_Task goal_. Exact reproduction is required for all entries.

━━━ Data for review

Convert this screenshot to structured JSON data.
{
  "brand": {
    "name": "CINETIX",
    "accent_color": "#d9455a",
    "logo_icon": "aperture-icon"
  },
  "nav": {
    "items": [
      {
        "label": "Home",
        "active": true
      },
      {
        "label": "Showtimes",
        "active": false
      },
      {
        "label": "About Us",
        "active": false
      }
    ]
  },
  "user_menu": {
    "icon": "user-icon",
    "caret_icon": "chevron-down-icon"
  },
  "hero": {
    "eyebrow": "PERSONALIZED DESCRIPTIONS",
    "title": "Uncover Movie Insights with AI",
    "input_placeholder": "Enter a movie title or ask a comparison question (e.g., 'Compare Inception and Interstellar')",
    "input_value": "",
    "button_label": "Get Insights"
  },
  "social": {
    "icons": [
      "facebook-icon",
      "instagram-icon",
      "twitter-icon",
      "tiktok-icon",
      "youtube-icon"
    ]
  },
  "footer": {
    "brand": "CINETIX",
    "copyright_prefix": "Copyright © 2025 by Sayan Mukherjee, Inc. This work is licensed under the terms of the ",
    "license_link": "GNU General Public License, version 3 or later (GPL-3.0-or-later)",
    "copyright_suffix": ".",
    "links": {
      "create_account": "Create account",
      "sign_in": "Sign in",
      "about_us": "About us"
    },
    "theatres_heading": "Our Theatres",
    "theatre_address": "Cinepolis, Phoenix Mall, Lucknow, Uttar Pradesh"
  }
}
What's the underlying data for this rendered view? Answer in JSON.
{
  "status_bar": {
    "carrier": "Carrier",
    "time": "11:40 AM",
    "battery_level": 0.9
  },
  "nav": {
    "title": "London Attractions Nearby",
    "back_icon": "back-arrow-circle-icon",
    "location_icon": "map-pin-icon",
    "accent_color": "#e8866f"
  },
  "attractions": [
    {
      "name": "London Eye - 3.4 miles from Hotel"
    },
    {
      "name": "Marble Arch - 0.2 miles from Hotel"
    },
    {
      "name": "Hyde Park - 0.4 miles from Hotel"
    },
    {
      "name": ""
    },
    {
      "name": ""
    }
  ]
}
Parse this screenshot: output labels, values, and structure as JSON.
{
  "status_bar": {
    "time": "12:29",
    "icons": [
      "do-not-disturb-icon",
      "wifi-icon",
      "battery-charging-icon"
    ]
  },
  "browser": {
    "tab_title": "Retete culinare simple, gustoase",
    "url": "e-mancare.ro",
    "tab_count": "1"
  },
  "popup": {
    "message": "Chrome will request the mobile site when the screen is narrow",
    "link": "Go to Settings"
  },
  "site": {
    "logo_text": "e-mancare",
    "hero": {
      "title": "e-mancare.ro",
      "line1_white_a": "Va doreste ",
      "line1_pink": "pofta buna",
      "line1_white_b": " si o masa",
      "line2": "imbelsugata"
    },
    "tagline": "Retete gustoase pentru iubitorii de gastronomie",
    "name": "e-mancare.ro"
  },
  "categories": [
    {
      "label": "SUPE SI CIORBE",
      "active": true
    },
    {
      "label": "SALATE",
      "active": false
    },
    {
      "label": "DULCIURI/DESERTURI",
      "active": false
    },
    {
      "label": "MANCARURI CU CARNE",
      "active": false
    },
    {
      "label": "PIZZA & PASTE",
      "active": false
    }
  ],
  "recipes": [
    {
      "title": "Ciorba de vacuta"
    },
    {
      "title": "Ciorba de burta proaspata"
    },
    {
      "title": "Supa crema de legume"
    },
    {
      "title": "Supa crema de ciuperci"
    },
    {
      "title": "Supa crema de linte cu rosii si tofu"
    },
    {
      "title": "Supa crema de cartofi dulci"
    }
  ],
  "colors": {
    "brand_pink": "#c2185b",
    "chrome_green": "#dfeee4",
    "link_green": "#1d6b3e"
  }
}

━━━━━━

_Exercise output_.
Convert this screenshot to structured JSON data.
{
  "brand": {
    "name": "CINETIX",
    "accent_color": "#d9455a",
    "logo_icon": "aperture-icon"
  },
  "nav": {
    "items": [
      {
        "label": "Home",
        "active": true
      },
      {
        "label": "Showtimes",
        "active": false
      },
      {
        "label": "About Us",
        "active": false
      }
    ]
  },
  "user_menu": {
    "icon": "user-icon",
    "caret_icon": "chevron-down-icon"
  },
  "hero": {
    "eyebrow": "PERSONALIZED DESCRIPTIONS",
    "title": "Uncover Movie Insights with AI",
    "input_placeholder": "Enter a movie title or ask a comparison question (e.g., 'Compare Inception and Interstellar')",
    "input_value": "",
    "button_label": "Get Insights"
  },
  "social": {
    "icons": [
      "facebook-icon",
      "instagram-icon",
      "twitter-icon",
      "tiktok-icon",
      "youtube-icon"
    ]
  },
  "footer": {
    "brand": "CINETIX",
    "copyright_prefix": "Copyright © 2025 by Sayan Mukherjee, Inc. This work is licensed under the terms of the ",
    "license_link": "GNU General Public License, version 3 or later (GPL-3.0-or-later)",
    "copyright_suffix": ".",
    "links": {
      "create_account": "Create account",
      "sign_in": "Sign in",
      "about_us": "About us"
    },
    "theatres_heading": "Our Theatres",
    "theatre_address": "Cinepolis, Phoenix Mall, Lucknow, Uttar Pradesh"
  }
}
What's the underlying data for this rendered view? Answer in JSON.
{
  "status_bar": {
    "carrier": "Carrier",
    "time": "11:40 AM",
    "battery_level": 0.9
  },
  "nav": {
    "title": "London Attractions Nearby",
    "back_icon": "back-arrow-circle-icon",
    "location_icon": "map-pin-icon",
    "accent_color": "#e8866f"
  },
  "attractions": [
    {
      "name": "London Eye - 3.4 miles from Hotel"
    },
    {
      "name": "Marble Arch - 0.2 miles from Hotel"
    },
    {
      "name": "Hyde Park - 0.4 miles from Hotel"
    },
    {
      "name": ""
    },
    {
      "name": ""
    }
  ]
}
Parse this screenshot: output labels, values, and structure as JSON.
{
  "status_bar": {
    "time": "12:29",
    "icons": [
      "do-not-disturb-icon",
      "wifi-icon",
      "battery-charging-icon"
    ]
  },
  "browser": {
    "tab_title": "Retete culinare simple, gustoase",
    "url": "e-mancare.ro",
    "tab_count": "1"
  },
  "popup": {
    "message": "Chrome will request the mobile site when the screen is narrow",
    "link": "Go to Settings"
  },
  "site": {
    "logo_text": "e-mancare",
    "hero": {
      "title": "e-mancare.ro",
      "line1_white_a": "Va doreste ",
      "line1_pink": "pofta buna",
      "line1_white_b": " si o masa",
      "line2": "imbelsugata"
    },
    "tagline": "Retete gustoase pentru iubitorii de gastronomie",
    "name": "e-mancare.ro"
  },
  "categories": [
    {
      "label": "SUPE SI CIORBE",
      "active": true
    },
    {
      "label": "SALATE",
      "active": false
    },
    {
      "label": "DULCIURI/DESERTURI",
      "active": false
    },
    {
      "label": "MANCARURI CU CARNE",
      "active": false
    },
    {
      "label": "PIZZA & PASTE",
      "active": false
    }
  ],
  "recipes": [
    {
      "title": "Ciorba de vacuta"
    },
    {
      "title": "Ciorba de burta proaspata"
    },
    {
      "title": "Supa crema de legume"
    },
    {
      "title": "Supa crema de ciuperci"
    },
    {
      "title": "Supa crema de linte cu rosii si tofu"
    },
    {
      "title": "Supa crema de cartofi dulci"
    }
  ],
  "colors": {
    "brand_pink": "#c2185b",
    "chrome_green": "#dfeee4",
    "link_green": "#1d6b3e"
  }
}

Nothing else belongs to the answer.